MULTI-STAGE CONDITIONAL SELECTION FOR HOUSEHOLD SURVEYS
The ABS has recently moved to the use of an address register for selecting samples for household surveys. This has required some changes to the way household survey samples are selected and managed. Previously, broad geographic areas (First Stage Units or FSUs) were selected every five years, using Karmel or Keyfitz selection to avoid overlap with broad regions from previous selections. Overlap and rotation were managed within these areas by a fairly manual process of ordering Base Frame Units or BFUs (small geographic areas) and clusters of dwellings, and field staff counting through them. With the address register we will be selecting dwellings directly, although to facilitate the hiring of local interviewers and minimise interviewer travel we will still be doing this within the framework of BFUs and FSUs. This means that the manual approach for overlap and rotation control is no longer viable.
Conditional selection is a new method for controlling overlap and rotation for sample surveys that allows the usage of individual selection units to be tracked over time. It avoids selecting units that are undesirable (perhaps because they have been selected before) by assigning them a low 'conditional' probability of selection. This is done in such a way as to guarantee the sample is selected without bias and maintaining the desired probability of selection overall. Conditional selection is a very powerful and flexible method for overlap and rotation control. In particular, it imposes no limits on survey stratum boundaries or on how probabilities of selection are calculated. However, in its basic form conditional selection only applies to a single stage of selection. The ABS has been working on extending conditional selection to apply to multi-stage selection processes, and in particular the multi-stage approach used in ABS household surveys.
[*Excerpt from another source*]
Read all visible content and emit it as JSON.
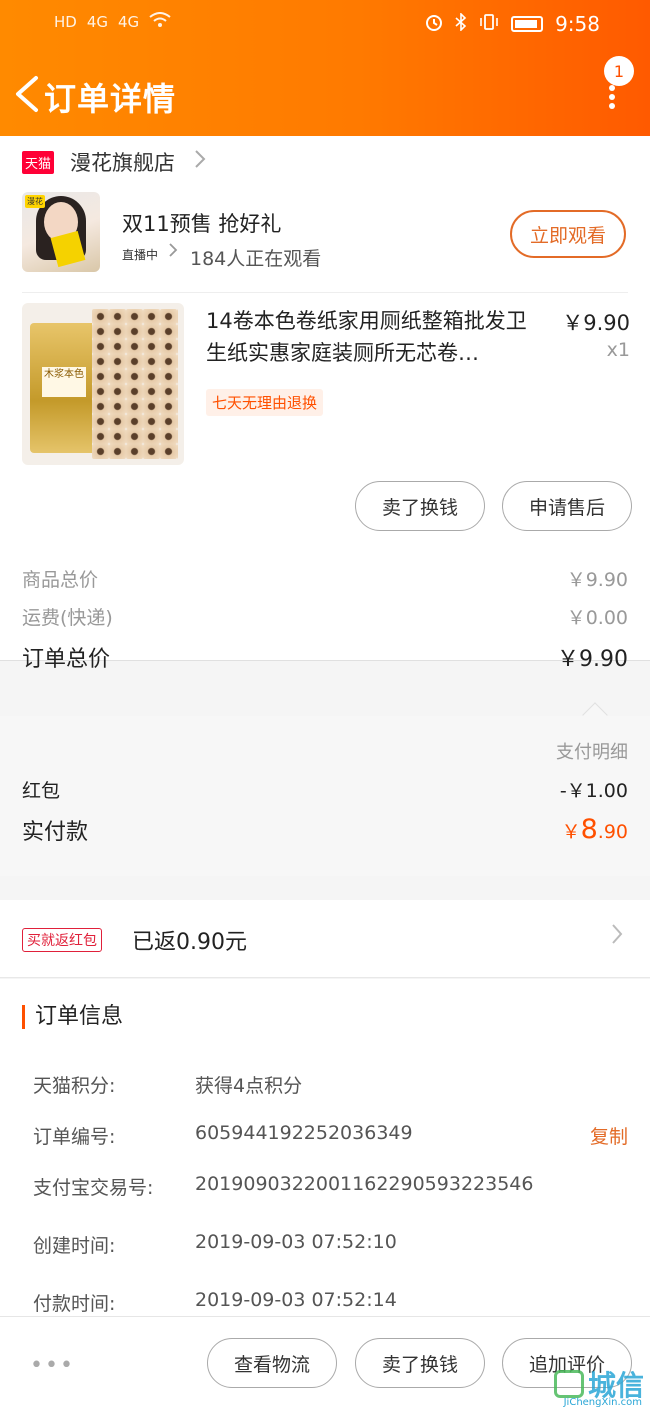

In order to extend conditional selection to two or more stages it is necessary to reflect the conditional selection probabilities of earlier stages of selection in the second or subsequent stages. This is relatively straightforward. Logistically, it is generally preferable for sample enumeration to continue sampling in an area for as long as there are dwellings available to select. As such, it is also necessary to introduce usage measures. The usage measures count sample usage within areas and prompt conditional selection to make an area undesirable for further selection once it no longer has enough sample. However, a difficulty arises in ensuring that areas get a fair chance of selection in later samples. Because we stay in an area until it is fully used, there is a possibility that the sample will get 'trapped' in larger BFUs and never move on to smaller BFUs, effectively altering their probability of selection. To avoid this we introduce a new generalisation of conditional selection called Multiple Outcome Conditional Selection. This approach allows the sample the possibility of moving out of a BFU and returning later, thus allowing all BFUs a fair chance of selection at any point.
Another issue with multi-stage selections taken over a long period of time is that the geographical areas involved change as the population grows and evolves. We have developed approaches for splitting and/or combining selection histories and recalculating usage measures when geographic boundaries are redrawn.
The first ABS surveys to have their samples selected using conditional selection were the Labour Force Survey, the Survey of Disability and Carers and the National Aboriginal and Torres Strait Islander Health Survey. These began going into the field in July 2018.
For more information, please contact Claire Clarke Claire.Clarke@ABS.gov.au